[Data entries]
----
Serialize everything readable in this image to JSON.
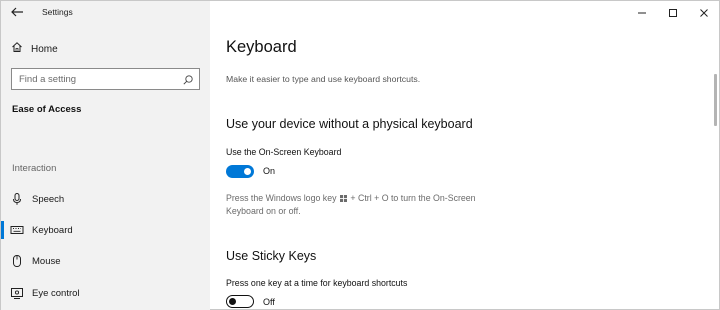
{
  "titlebar": {
    "back_icon": "back-arrow-icon",
    "app_title": "Settings",
    "controls": [
      "minimize-icon",
      "maximize-icon",
      "close-icon"
    ]
  },
  "sidebar": {
    "home": {
      "icon": "home-icon",
      "label": "Home"
    },
    "search": {
      "placeholder": "Find a setting",
      "value": "",
      "icon": "search-icon"
    },
    "section_title": "Ease of Access",
    "group_label": "Interaction",
    "items": [
      {
        "icon": "microphone-icon",
        "label": "Speech",
        "active": false
      },
      {
        "icon": "keyboard-icon",
        "label": "Keyboard",
        "active": true
      },
      {
        "icon": "mouse-icon",
        "label": "Mouse",
        "active": false
      },
      {
        "icon": "eye-control-icon",
        "label": "Eye control",
        "active": false
      }
    ]
  },
  "main": {
    "title": "Keyboard",
    "subtitle": "Make it easier to type and use keyboard shortcuts.",
    "sections": [
      {
        "heading": "Use your device without a physical keyboard",
        "setting_label": "Use the On-Screen Keyboard",
        "toggle_state": "On",
        "toggle_on": true,
        "desc_part1": "Press the Windows logo key",
        "desc_part2": "+ Ctrl + O to turn the On-Screen",
        "desc_line2": "Keyboard on or off."
      },
      {
        "heading": "Use Sticky Keys",
        "setting_label": "Press one key at a time for keyboard shortcuts",
        "toggle_state": "Off",
        "toggle_on": false
      }
    ]
  },
  "colors": {
    "accent": "#0078d7",
    "sidebar_bg": "#f2f2f2",
    "content_bg": "#ffffff",
    "secondary_text": "#6b6b6b"
  }
}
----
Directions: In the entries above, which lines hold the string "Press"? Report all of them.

Response to the task:
        "desc_part1": "Press the Windows logo key",
        "setting_label": "Press one key at a time for keyboard shortcuts",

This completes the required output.